Alaska’s last three capital budgets have mostly been cut to include only mandatory items and the minimum 10 percent state match to formula-driven federal funds for transportation programs crippling the construction industry while the deferred maintenance bill on state facilities has grown to about $1.8 billion.
Additionally, Edgmon noted there are still no plans to expedite how the state will pay down its leftover $700 million oil tax obligation, stabilize education funding or handle potential cuts to federal assistance.
On top of Edgmon’s unfunded list, state employee retirement payments — $163 million this year — will again grow to over $400 million by 2022, according to OMB.
Economists have said long-term the state likely needs to add roughly $1 billion per year to its current annual deficit amounts because of the issues it has put off addressing.
Kelly said the Senate Majority will stay focused on cutting the budget, protecting the private sector and getting the Permanent Fund bill to the finish line.
“The Senate is going to come from a starting position that we’re in a recession,” he said, contending the state can find its way through its current fiscal issues without new taxes that could further damage the economy. “We can’t make decisions about the long-term future of the state based on what’s hitting us right now.”
Alaska crude prices are back above $60 per barrel and there are at least five significant North Slope oil prospects that could grow production beyond the incremental increases of the past couple years, he stressed.
Kelly said it’s a “pretty safe assumption to say we’re going to have 300,000 to 500,000 (additional) barrels per day flowing in 2021.”
However, getting there would mean those projects would have to meet or beat in-service schedules and high-end production estimates.
As a result, with further budget cuts and the addition of $2.1 billion and growing of Permanent Fund revenue each year the state can live off its reserves and have a balanced budget by 2023, according to Kelly.

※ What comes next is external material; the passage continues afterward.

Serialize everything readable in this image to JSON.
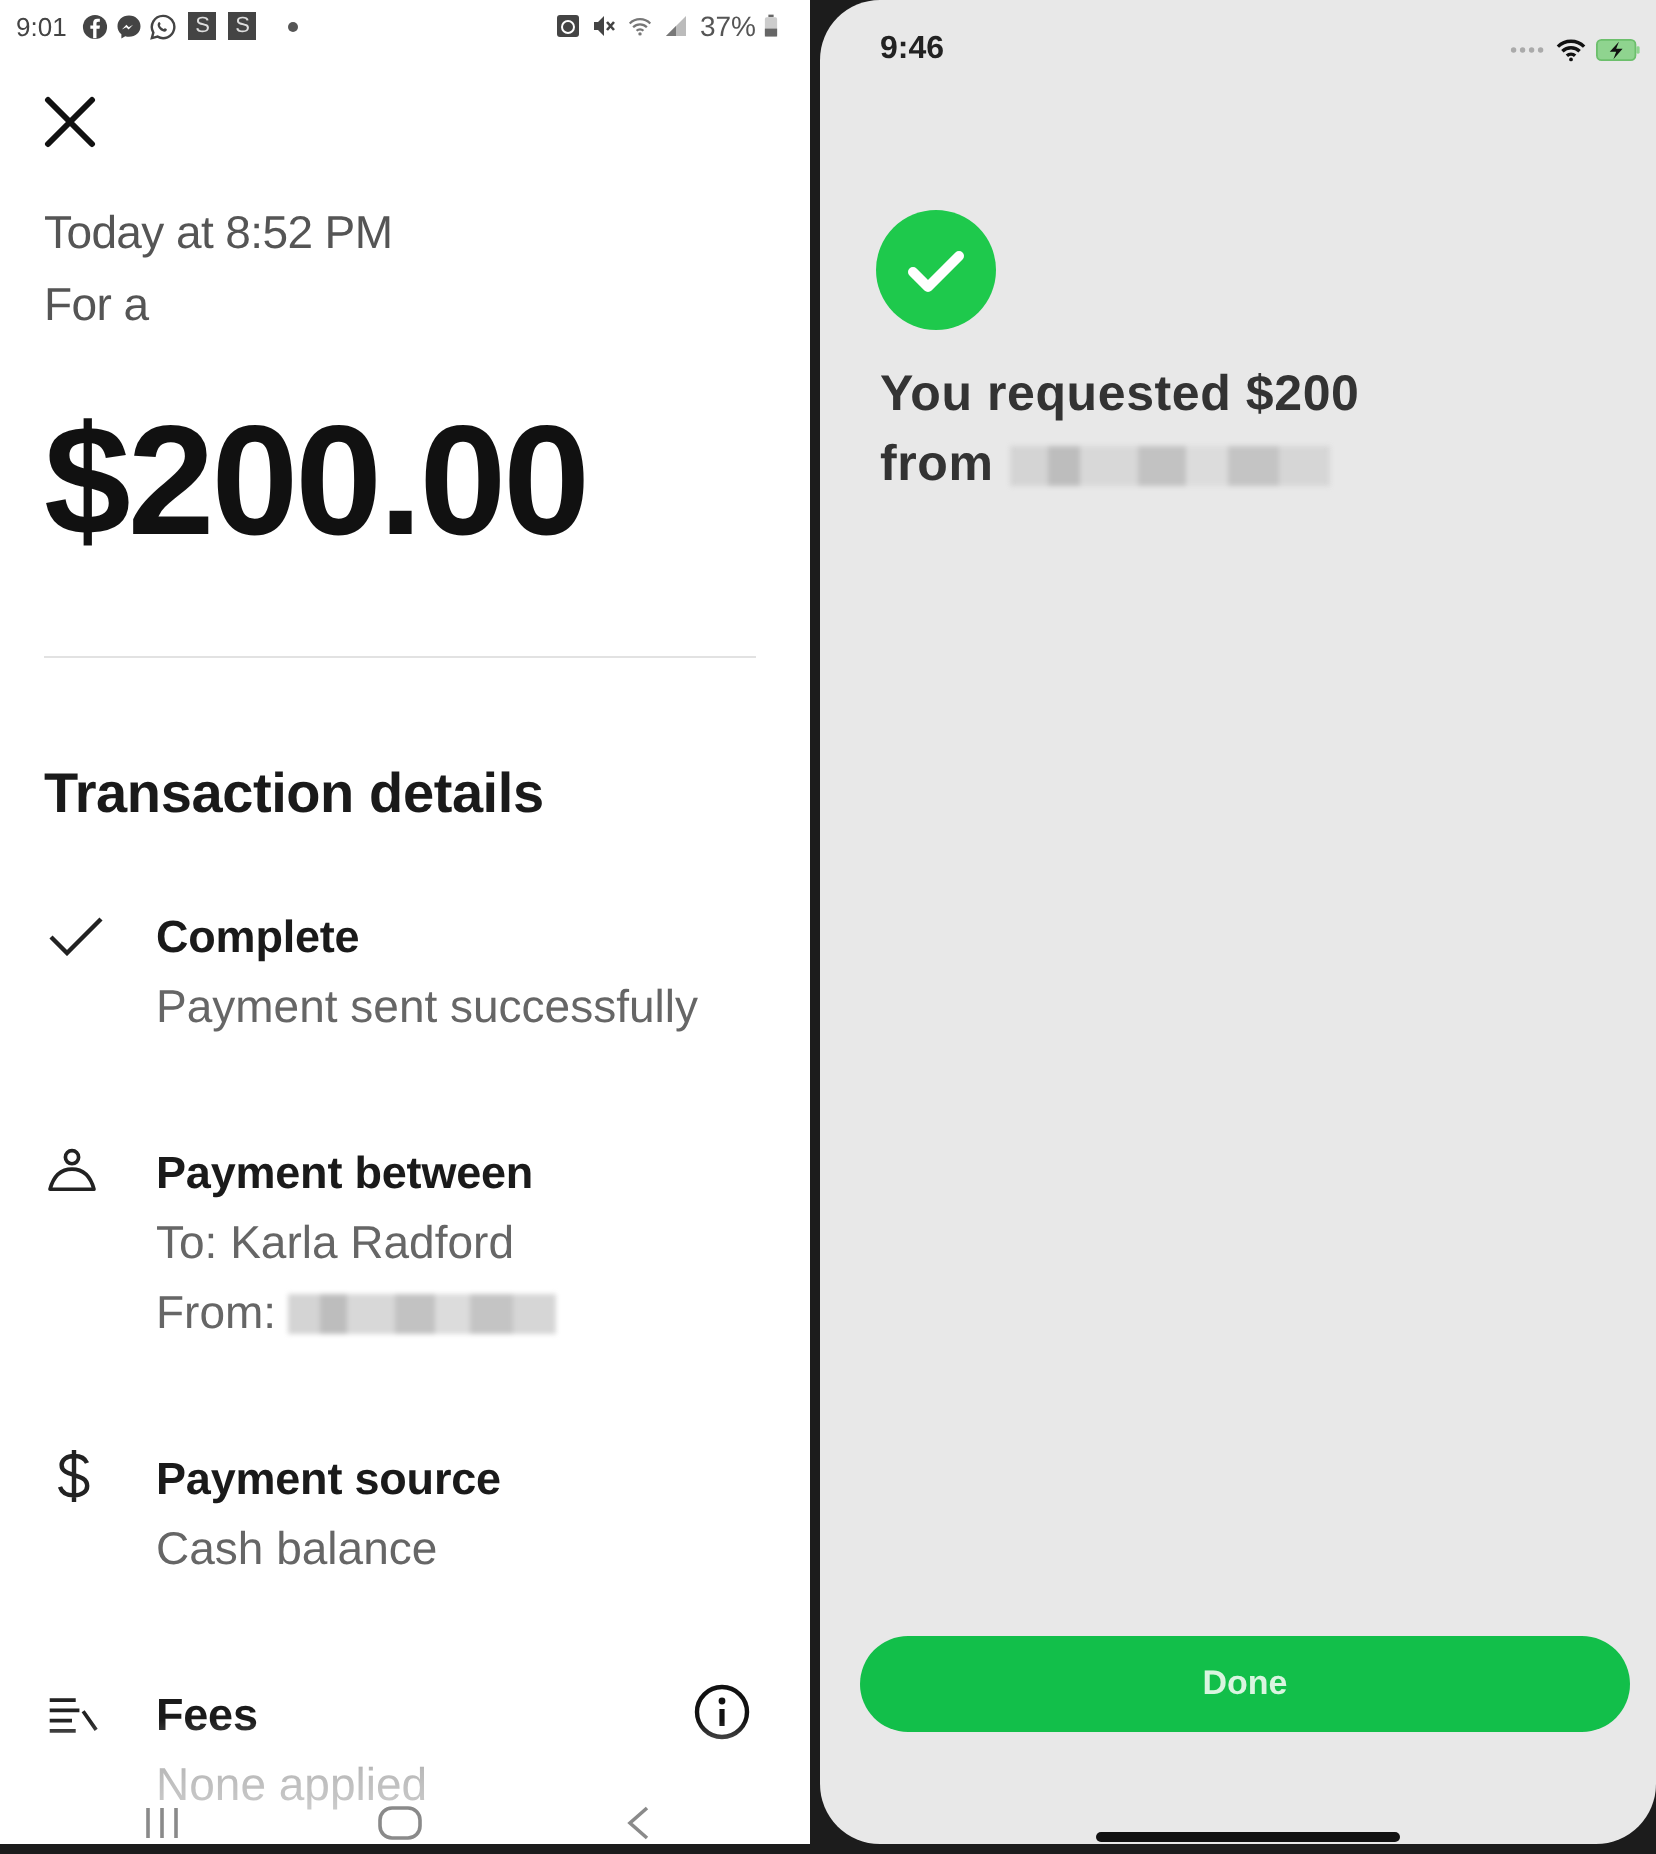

He said further that the Walker administration has lacked the innovative ideas needed to reform government and instead, along with House Democrats, has just said government needs more money.
Kelly touted his Medicaid reform bill passed in 2016, which could save the state up to $400 million over six years. The bill got strong bipartisan support and directs agencies to study more structural changes to how chronic health issues are managed and how the state administers its own health care and insurance programs.
The expected savings come largely from taking advantage of federal health care laws that give states opportunities to secure more federal funding for existing programs.
Revenue forecast up
The Department of Revenue issued the official Fall 2017 Revenue Sources Book Dec. 12 with a revelation that the state will have $247 million more than first thought.
That should cut the current-year deficit to roughly $2.5 billion.
The downside is that the new money is short-lived; it’s coming from unexpected back production tax payments made after the preliminary fall forecast was released in late October, according to a department release.
The $247 million will bump fiscal year 2018 unrestricted revenue up to over $2.1 billion, but the department predicts it will fall back to $2 billion in 2019 and gradually grow to $2.8 billion by 2027.
Elwood Brehmer can be reached at firstname.lastname@example.org.